From his conversation with Kajsa and his thoughts about her, we can infer that he has conflicting feelings towards for her. One the one hand, he is attracted to her; he accepted her invitation to draw together because “he finds her alluring” (l. 55). However, her questions irritate him sometimes, as well as the girl’s persistence that he should start drawing people:
“I can’t do this,” he says.
“Why not?” asks Kajsa, leaning over. “It’s great! You should keep going!”
“I can’t, I can’t, I just can’t. It’s an invasion of privacy, what we’re doing. (ll. 114-116)
Kajsa is a secondary character in the short story, yet she is relevant because through her curiosity she manages to awake in Paul painful memories regarding his sister.
Kajsa’s outer characterisation reveals that she is a foreign – probably Swedish – student doing a...
The way Kajsa dresses suggests that she is an unconventional person. Other aspects of her inner characterisation reveal that she is a curious person, asking Paul all types of questions, but also an optimist and good at drawing:
Jemima Grover (Turtle)

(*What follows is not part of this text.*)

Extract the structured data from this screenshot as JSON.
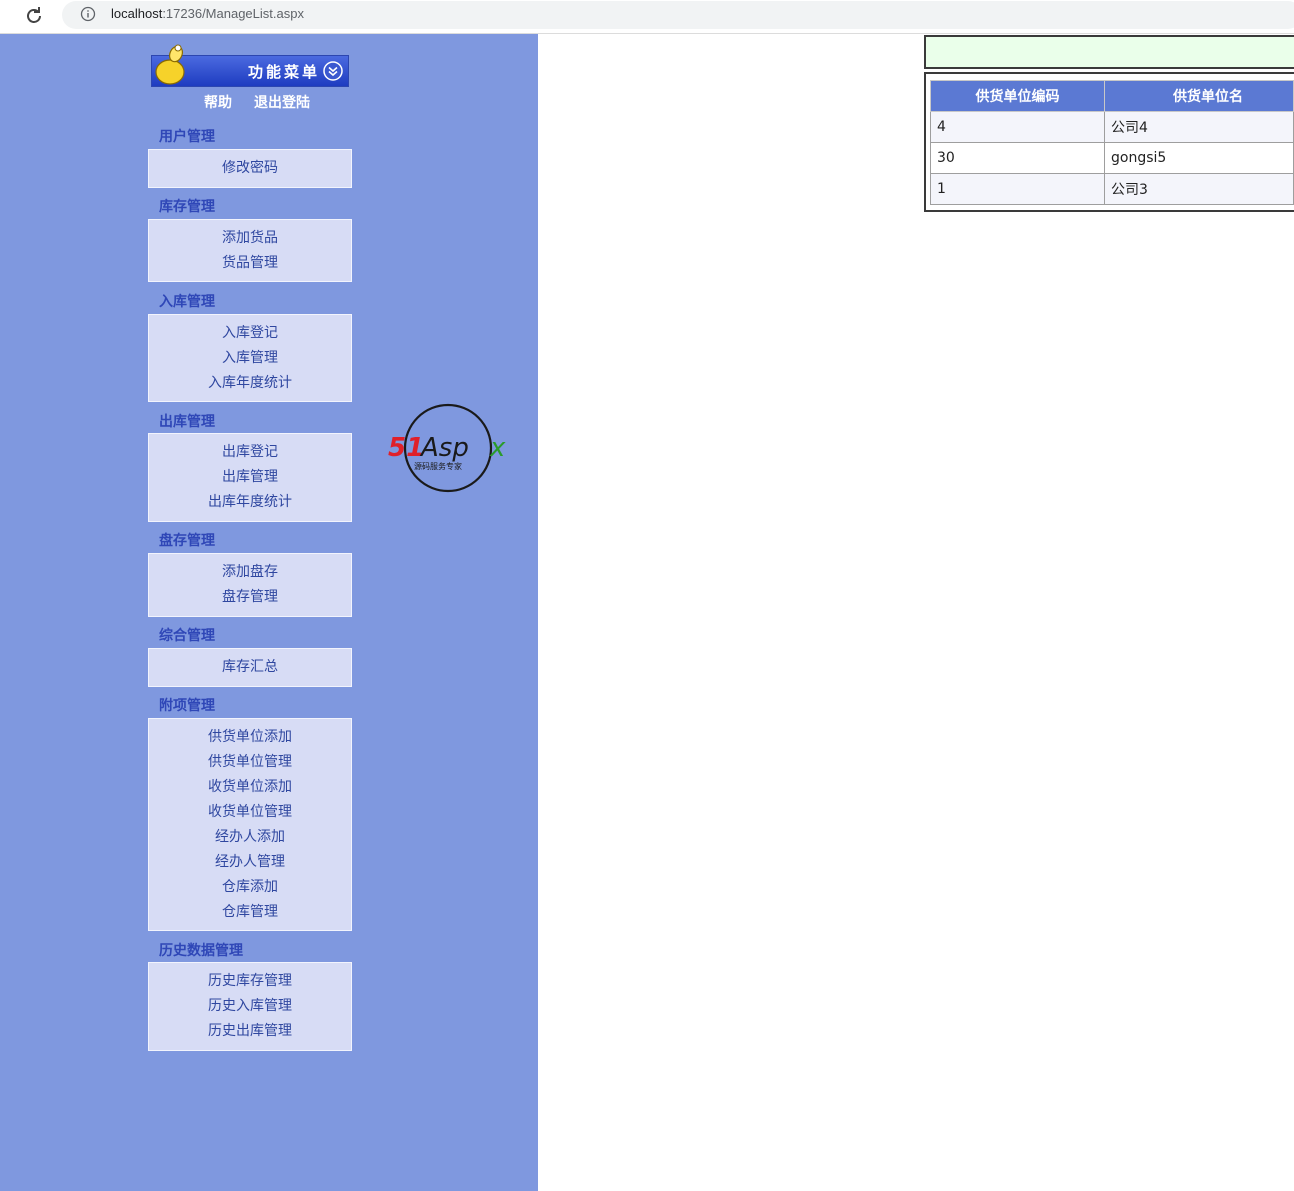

Jemima Grover is the absent character in the short story. She is Paul’s dead sister, who was nicknamed Turtle. Jemima appears only in Paul’s memories and is thus only presented from his perspective.
We do not know much about the woman’s outer characterisation, but based on the fact that she had eating disorders, we can imagine that she experienced several physical changes,...
The narrative reveals that Turtle died when she was eighteen, in a roof collapse accident. The girl’s inner characterisation suggests she had been troubled psychologically, probably unable to adapt in society or to accept herself the way she was: “And then he’d hear the snuffle, the unworded choke that betokened a lost place, an unsafe place. And he’d go to find Mum and Dad, and he’d say, “I don’t think Turtle is all right,” ...” (ll. 149-151)